 Benjamin LeRoy Miller, Northampton County, Pennsylvania: Geology and Geography (Harrisburg: Commonwealth of Pennsylvania, 1939), 12-13; Frederick Prime, Jr., The Brown Hematite Deposits of the Siluro-Cambrian Limestones of Lehigh County, Lying Between Shimersville, Millerstown, Schnecksville, Ballietsville, and the Lehigh River (Washington, DC: Board of Commissioners for the Second Geological Survey, 1878), 53; John H. Barnes and W.D. Sevon, The Geological Story of Pennsylvania (Harrisburg: Pennsylvania Geological Survey, 2014); John H. Barnes, Rocks and Minerals of Pennsylvania (Harrisburg: Pennsylvania Geological Survey, 2004), 20.
 See Sir William Fairbairn, Iron: Its History, Properties, and Processes of Manufacture (Edinburgh: Adam and Charles Black, 1961); Kenneth Warren, Bethlehem Steel: Builder and Arsenal of America (Pittsburgh: University of Pittsburgh Press, 2008); Jean R. Soderlund and Catherine S. Parzynski (eds.), Backcountry Crucibles: The Lehigh Valley from Settlement to Steel (Bethlehem: Lehigh University Press, 2008).
 “Giant Blasts Kill One, Injures Four,” Evening Public Ledger, March 27, 1918: 2; “Twenty Men are Blown to Atoms,” Cameron County Press, May 20, 1909: 3; “31 Killed in Quarry Blast Near Easton,” The Gazette and Daily, March 27, 1942: 1.
 “Gets Living from the Wind,” The Statesman, February 21, 1908: 3; R.A. Nusbaum, “The Dust,” The Democratic Advocate, April 5, 1912: 6; “Cement Dust Fatal to Dairymen’s Cows,” The San Francisco Call, December 17, 1910: 5.
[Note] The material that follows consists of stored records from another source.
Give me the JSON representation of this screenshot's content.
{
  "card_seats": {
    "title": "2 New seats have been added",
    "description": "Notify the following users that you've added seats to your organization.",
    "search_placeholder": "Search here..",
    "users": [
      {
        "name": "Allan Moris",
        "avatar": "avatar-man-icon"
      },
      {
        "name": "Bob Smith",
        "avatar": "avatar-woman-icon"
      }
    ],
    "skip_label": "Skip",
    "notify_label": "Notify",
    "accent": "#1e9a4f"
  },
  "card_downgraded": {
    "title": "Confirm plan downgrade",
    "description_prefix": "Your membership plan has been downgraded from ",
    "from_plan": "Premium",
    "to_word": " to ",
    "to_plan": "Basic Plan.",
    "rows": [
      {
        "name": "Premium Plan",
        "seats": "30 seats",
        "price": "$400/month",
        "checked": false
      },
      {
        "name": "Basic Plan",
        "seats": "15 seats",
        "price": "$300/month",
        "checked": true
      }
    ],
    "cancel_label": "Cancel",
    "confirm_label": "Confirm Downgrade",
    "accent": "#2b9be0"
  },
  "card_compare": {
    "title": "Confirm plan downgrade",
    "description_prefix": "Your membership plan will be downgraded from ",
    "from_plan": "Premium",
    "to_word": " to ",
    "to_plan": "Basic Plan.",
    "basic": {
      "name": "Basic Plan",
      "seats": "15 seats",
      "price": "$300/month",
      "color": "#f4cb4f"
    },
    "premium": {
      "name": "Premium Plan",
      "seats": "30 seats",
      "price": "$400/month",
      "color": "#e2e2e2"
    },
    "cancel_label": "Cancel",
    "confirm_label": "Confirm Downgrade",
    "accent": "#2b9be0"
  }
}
 Daniel M. Abramson, Obsolescence: An Architectural History (Chicago: University of Chicago Press, 2016).
 For more on the cultural history of clearance, see Francesca Russello Ammon, Bulldozer: Demolition and Clearance of the Postwar Landscape (New Haven: Yale University Press, 2016).
 Al Recker, “Officials to Review Quarry Findings,” Whitehall-Coplay Press, November 30, 2016, http://whitehallcoplay.thelehighvalleypress.com/2016/11/30/officials-review-quarry-findings (accessed July 10, 2019); Tracy Jordan, “Bangor Man Draws Cheers as he Rails Against Recycler,” The Morning Call, December 15, 1998): 24; Jodi Enda, “Haverford Quarry Seeks Approval to Hold Ash,” Philadelphia Inquirer, June 30, 1988: 157; Sarah M. Wojcik, “Whitehall Commissioners Make Move to Regulate Quarries,” The Morning Call, march 21, 2017: A5; Ward Allebach, “Disposal Plan for Quarry Debris,” Philadelphia Inquirer, November 29, 1990: 105
 Amy Lamb Woods, “Keeping a Lid on it: Asbestos-Cement Building Materials,” Atlanta Preservation, http://atlantapreservation.com/buildingmaterials/AsbestosCementBldgMats.pdf (accessed July 10, 2019); Richa Wilson, “Early 20th-Century Building materials: Siding and Roofing,” USDA Forest Service, February 2008, https://www.fs.fed.us/t-d/pubs/pdfpubs/pdf08732308/pdf08732308dpi72.pdf (accessed July 10, 2019). Although banned, asbestos continues to find its way into concrete construction projects, see Laura Gartry, “Asbestos Found in $1.2b Perth Children’s Hospital, says WA Health Minister,” ABC Radio, July 14, 2016, https://www.abc.net.au/news/2016-07-14/asbestos-found-in-perth-childrens-hospital-roof-panels/7628108 (accessed July 10, 2019).